▶ _Task details_: Make the copy match the entries below exactly, with no pictures carried over.
((
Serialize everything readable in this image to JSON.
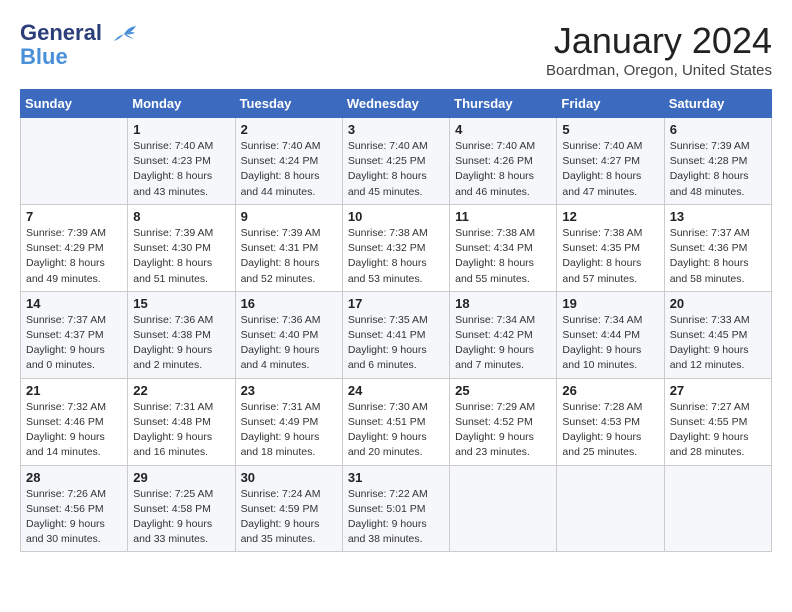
{
  "logo": {
    "line1": "General",
    "line2": "Blue"
  },
  "title": "January 2024",
  "subtitle": "Boardman, Oregon, United States",
  "days_of_week": [
    "Sunday",
    "Monday",
    "Tuesday",
    "Wednesday",
    "Thursday",
    "Friday",
    "Saturday"
  ],
  "weeks": [
    [
      {
        "day": "",
        "info": ""
      },
      {
        "day": "1",
        "info": "Sunrise: 7:40 AM\nSunset: 4:23 PM\nDaylight: 8 hours\nand 43 minutes."
      },
      {
        "day": "2",
        "info": "Sunrise: 7:40 AM\nSunset: 4:24 PM\nDaylight: 8 hours\nand 44 minutes."
      },
      {
        "day": "3",
        "info": "Sunrise: 7:40 AM\nSunset: 4:25 PM\nDaylight: 8 hours\nand 45 minutes."
      },
      {
        "day": "4",
        "info": "Sunrise: 7:40 AM\nSunset: 4:26 PM\nDaylight: 8 hours\nand 46 minutes."
      },
      {
        "day": "5",
        "info": "Sunrise: 7:40 AM\nSunset: 4:27 PM\nDaylight: 8 hours\nand 47 minutes."
      },
      {
        "day": "6",
        "info": "Sunrise: 7:39 AM\nSunset: 4:28 PM\nDaylight: 8 hours\nand 48 minutes."
      }
    ],
    [
      {
        "day": "7",
        "info": ""
      },
      {
        "day": "8",
        "info": "Sunrise: 7:39 AM\nSunset: 4:30 PM\nDaylight: 8 hours\nand 51 minutes."
      },
      {
        "day": "9",
        "info": "Sunrise: 7:39 AM\nSunset: 4:31 PM\nDaylight: 8 hours\nand 52 minutes."
      },
      {
        "day": "10",
        "info": "Sunrise: 7:38 AM\nSunset: 4:32 PM\nDaylight: 8 hours\nand 53 minutes."
      },
      {
        "day": "11",
        "info": "Sunrise: 7:38 AM\nSunset: 4:34 PM\nDaylight: 8 hours\nand 55 minutes."
      },
      {
        "day": "12",
        "info": "Sunrise: 7:38 AM\nSunset: 4:35 PM\nDaylight: 8 hours\nand 57 minutes."
      },
      {
        "day": "13",
        "info": "Sunrise: 7:37 AM\nSunset: 4:36 PM\nDaylight: 8 hours\nand 58 minutes."
      }
    ],
    [
      {
        "day": "14",
        "info": ""
      },
      {
        "day": "15",
        "info": "Sunrise: 7:36 AM\nSunset: 4:38 PM\nDaylight: 9 hours\nand 2 minutes."
      },
      {
        "day": "16",
        "info": "Sunrise: 7:36 AM\nSunset: 4:40 PM\nDaylight: 9 hours\nand 4 minutes."
      },
      {
        "day": "17",
        "info": "Sunrise: 7:35 AM\nSunset: 4:41 PM\nDaylight: 9 hours\nand 6 minutes."
      },
      {
        "day": "18",
        "info": "Sunrise: 7:34 AM\nSunset: 4:42 PM\nDaylight: 9 hours\nand 7 minutes."
      },
      {
        "day": "19",
        "info": "Sunrise: 7:34 AM\nSunset: 4:44 PM\nDaylight: 9 hours\nand 10 minutes."
      },
      {
        "day": "20",
        "info": "Sunrise: 7:33 AM\nSunset: 4:45 PM\nDaylight: 9 hours\nand 12 minutes."
      }
    ],
    [
      {
        "day": "21",
        "info": ""
      },
      {
        "day": "22",
        "info": "Sunrise: 7:31 AM\nSunset: 4:48 PM\nDaylight: 9 hours\nand 16 minutes."
      },
      {
        "day": "23",
        "info": "Sunrise: 7:31 AM\nSunset: 4:49 PM\nDaylight: 9 hours\nand 18 minutes."
      },
      {
        "day": "24",
        "info": "Sunrise: 7:30 AM\nSunset: 4:51 PM\nDaylight: 9 hours\nand 20 minutes."
      },
      {
        "day": "25",
        "info": "Sunrise: 7:29 AM\nSunset: 4:52 PM\nDaylight: 9 hours\nand 23 minutes."
      },
      {
        "day": "26",
        "info": "Sunrise: 7:28 AM\nSunset: 4:53 PM\nDaylight: 9 hours\nand 25 minutes."
      },
      {
        "day": "27",
        "info": "Sunrise: 7:27 AM\nSunset: 4:55 PM\nDaylight: 9 hours\nand 28 minutes."
      }
    ],
    [
      {
        "day": "28",
        "info": ""
      },
      {
        "day": "29",
        "info": "Sunrise: 7:25 AM\nSunset: 4:58 PM\nDaylight: 9 hours\nand 33 minutes."
      },
      {
        "day": "30",
        "info": "Sunrise: 7:24 AM\nSunset: 4:59 PM\nDaylight: 9 hours\nand 35 minutes."
      },
      {
        "day": "31",
        "info": "Sunrise: 7:22 AM\nSunset: 5:01 PM\nDaylight: 9 hours\nand 38 minutes."
      },
      {
        "day": "",
        "info": ""
      },
      {
        "day": "",
        "info": ""
      },
      {
        "day": "",
        "info": ""
      }
    ]
  ],
  "week_sunday_info": [
    {
      "day": "",
      "info": ""
    },
    {
      "day": "7",
      "sunrise": "Sunrise: 7:39 AM",
      "sunset": "Sunset: 4:29 PM",
      "daylight": "Daylight: 8 hours",
      "daylight2": "and 49 minutes."
    },
    {
      "day": "14",
      "sunrise": "Sunrise: 7:37 AM",
      "sunset": "Sunset: 4:37 PM",
      "daylight": "Daylight: 9 hours",
      "daylight2": "and 0 minutes."
    },
    {
      "day": "21",
      "sunrise": "Sunrise: 7:32 AM",
      "sunset": "Sunset: 4:46 PM",
      "daylight": "Daylight: 9 hours",
      "daylight2": "and 14 minutes."
    },
    {
      "day": "28",
      "sunrise": "Sunrise: 7:26 AM",
      "sunset": "Sunset: 4:56 PM",
      "daylight": "Daylight: 9 hours",
      "daylight2": "and 30 minutes."
    }
  ]
}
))
▶ _Written reply_:
Serialize everything readable in this image to JSON.
{
  "logo": {
    "line1": "General",
    "line2": "Blue"
  },
  "title": "January 2024",
  "subtitle": "Boardman, Oregon, United States",
  "days_of_week": [
    "Sunday",
    "Monday",
    "Tuesday",
    "Wednesday",
    "Thursday",
    "Friday",
    "Saturday"
  ],
  "weeks": [
    [
      {
        "day": "",
        "info": ""
      },
      {
        "day": "1",
        "info": "Sunrise: 7:40 AM\nSunset: 4:23 PM\nDaylight: 8 hours\nand 43 minutes."
      },
      {
        "day": "2",
        "info": "Sunrise: 7:40 AM\nSunset: 4:24 PM\nDaylight: 8 hours\nand 44 minutes."
      },
      {
        "day": "3",
        "info": "Sunrise: 7:40 AM\nSunset: 4:25 PM\nDaylight: 8 hours\nand 45 minutes."
      },
      {
        "day": "4",
        "info": "Sunrise: 7:40 AM\nSunset: 4:26 PM\nDaylight: 8 hours\nand 46 minutes."
      },
      {
        "day": "5",
        "info": "Sunrise: 7:40 AM\nSunset: 4:27 PM\nDaylight: 8 hours\nand 47 minutes."
      },
      {
        "day": "6",
        "info": "Sunrise: 7:39 AM\nSunset: 4:28 PM\nDaylight: 8 hours\nand 48 minutes."
      }
    ],
    [
      {
        "day": "7",
        "info": ""
      },
      {
        "day": "8",
        "info": "Sunrise: 7:39 AM\nSunset: 4:30 PM\nDaylight: 8 hours\nand 51 minutes."
      },
      {
        "day": "9",
        "info": "Sunrise: 7:39 AM\nSunset: 4:31 PM\nDaylight: 8 hours\nand 52 minutes."
      },
      {
        "day": "10",
        "info": "Sunrise: 7:38 AM\nSunset: 4:32 PM\nDaylight: 8 hours\nand 53 minutes."
      },
      {
        "day": "11",
        "info": "Sunrise: 7:38 AM\nSunset: 4:34 PM\nDaylight: 8 hours\nand 55 minutes."
      },
      {
        "day": "12",
        "info": "Sunrise: 7:38 AM\nSunset: 4:35 PM\nDaylight: 8 hours\nand 57 minutes."
      },
      {
        "day": "13",
        "info": "Sunrise: 7:37 AM\nSunset: 4:36 PM\nDaylight: 8 hours\nand 58 minutes."
      }
    ],
    [
      {
        "day": "14",
        "info": ""
      },
      {
        "day": "15",
        "info": "Sunrise: 7:36 AM\nSunset: 4:38 PM\nDaylight: 9 hours\nand 2 minutes."
      },
      {
        "day": "16",
        "info": "Sunrise: 7:36 AM\nSunset: 4:40 PM\nDaylight: 9 hours\nand 4 minutes."
      },
      {
        "day": "17",
        "info": "Sunrise: 7:35 AM\nSunset: 4:41 PM\nDaylight: 9 hours\nand 6 minutes."
      },
      {
        "day": "18",
        "info": "Sunrise: 7:34 AM\nSunset: 4:42 PM\nDaylight: 9 hours\nand 7 minutes."
      },
      {
        "day": "19",
        "info": "Sunrise: 7:34 AM\nSunset: 4:44 PM\nDaylight: 9 hours\nand 10 minutes."
      },
      {
        "day": "20",
        "info": "Sunrise: 7:33 AM\nSunset: 4:45 PM\nDaylight: 9 hours\nand 12 minutes."
      }
    ],
    [
      {
        "day": "21",
        "info": ""
      },
      {
        "day": "22",
        "info": "Sunrise: 7:31 AM\nSunset: 4:48 PM\nDaylight: 9 hours\nand 16 minutes."
      },
      {
        "day": "23",
        "info": "Sunrise: 7:31 AM\nSunset: 4:49 PM\nDaylight: 9 hours\nand 18 minutes."
      },
      {
        "day": "24",
        "info": "Sunrise: 7:30 AM\nSunset: 4:51 PM\nDaylight: 9 hours\nand 20 minutes."
      },
      {
        "day": "25",
        "info": "Sunrise: 7:29 AM\nSunset: 4:52 PM\nDaylight: 9 hours\nand 23 minutes."
      },
      {
        "day": "26",
        "info": "Sunrise: 7:28 AM\nSunset: 4:53 PM\nDaylight: 9 hours\nand 25 minutes."
      },
      {
        "day": "27",
        "info": "Sunrise: 7:27 AM\nSunset: 4:55 PM\nDaylight: 9 hours\nand 28 minutes."
      }
    ],
    [
      {
        "day": "28",
        "info": ""
      },
      {
        "day": "29",
        "info": "Sunrise: 7:25 AM\nSunset: 4:58 PM\nDaylight: 9 hours\nand 33 minutes."
      },
      {
        "day": "30",
        "info": "Sunrise: 7:24 AM\nSunset: 4:59 PM\nDaylight: 9 hours\nand 35 minutes."
      },
      {
        "day": "31",
        "info": "Sunrise: 7:22 AM\nSunset: 5:01 PM\nDaylight: 9 hours\nand 38 minutes."
      },
      {
        "day": "",
        "info": ""
      },
      {
        "day": "",
        "info": ""
      },
      {
        "day": "",
        "info": ""
      }
    ]
  ],
  "week_sunday_info": [
    {
      "day": "",
      "info": ""
    },
    {
      "day": "7",
      "sunrise": "Sunrise: 7:39 AM",
      "sunset": "Sunset: 4:29 PM",
      "daylight": "Daylight: 8 hours",
      "daylight2": "and 49 minutes."
    },
    {
      "day": "14",
      "sunrise": "Sunrise: 7:37 AM",
      "sunset": "Sunset: 4:37 PM",
      "daylight": "Daylight: 9 hours",
      "daylight2": "and 0 minutes."
    },
    {
      "day": "21",
      "sunrise": "Sunrise: 7:32 AM",
      "sunset": "Sunset: 4:46 PM",
      "daylight": "Daylight: 9 hours",
      "daylight2": "and 14 minutes."
    },
    {
      "day": "28",
      "sunrise": "Sunrise: 7:26 AM",
      "sunset": "Sunset: 4:56 PM",
      "daylight": "Daylight: 9 hours",
      "daylight2": "and 30 minutes."
    }
  ]
}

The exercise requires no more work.